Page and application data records
▬▬▬▬▬▬▬▬▬▬
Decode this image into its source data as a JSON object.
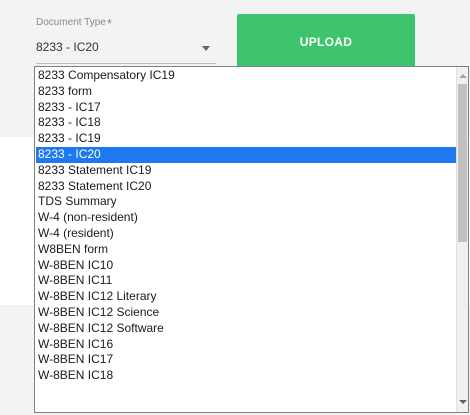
{
  "form": {
    "label": "Document Type",
    "required_mark": "*",
    "selected_value": "8233 - IC20",
    "upload_label": "UPLOAD"
  },
  "dropdown": {
    "options": [
      "8233 Compensatory IC19",
      "8233 form",
      "8233 - IC17",
      "8233 - IC18",
      "8233 - IC19",
      "8233 - IC20",
      "8233 Statement IC19",
      "8233 Statement IC20",
      "TDS Summary",
      "W-4 (non-resident)",
      "W-4 (resident)",
      "W8BEN form",
      "W-8BEN IC10",
      "W-8BEN IC11",
      "W-8BEN IC12 Literary",
      "W-8BEN IC12 Science",
      "W-8BEN IC12 Software",
      "W-8BEN IC16",
      "W-8BEN IC17",
      "W-8BEN IC18"
    ],
    "selected_index": 5
  },
  "colors": {
    "upload_button": "#3ec46d",
    "selection_highlight": "#1e78f0"
  },
  "icons": {
    "select_caret": "caret-down-icon",
    "scroll_up": "scroll-up-arrow-icon",
    "scroll_down": "scroll-down-arrow-icon"
  }
}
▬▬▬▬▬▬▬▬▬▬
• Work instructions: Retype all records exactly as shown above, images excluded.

• Response area:
Decode this image into its source data as a JSON object.
{
  "form": {
    "label": "Document Type",
    "required_mark": "*",
    "selected_value": "8233 - IC20",
    "upload_label": "UPLOAD"
  },
  "dropdown": {
    "options": [
      "8233 Compensatory IC19",
      "8233 form",
      "8233 - IC17",
      "8233 - IC18",
      "8233 - IC19",
      "8233 - IC20",
      "8233 Statement IC19",
      "8233 Statement IC20",
      "TDS Summary",
      "W-4 (non-resident)",
      "W-4 (resident)",
      "W8BEN form",
      "W-8BEN IC10",
      "W-8BEN IC11",
      "W-8BEN IC12 Literary",
      "W-8BEN IC12 Science",
      "W-8BEN IC12 Software",
      "W-8BEN IC16",
      "W-8BEN IC17",
      "W-8BEN IC18"
    ],
    "selected_index": 5
  },
  "colors": {
    "upload_button": "#3ec46d",
    "selection_highlight": "#1e78f0"
  },
  "icons": {
    "select_caret": "caret-down-icon",
    "scroll_up": "scroll-up-arrow-icon",
    "scroll_down": "scroll-down-arrow-icon"
  }
}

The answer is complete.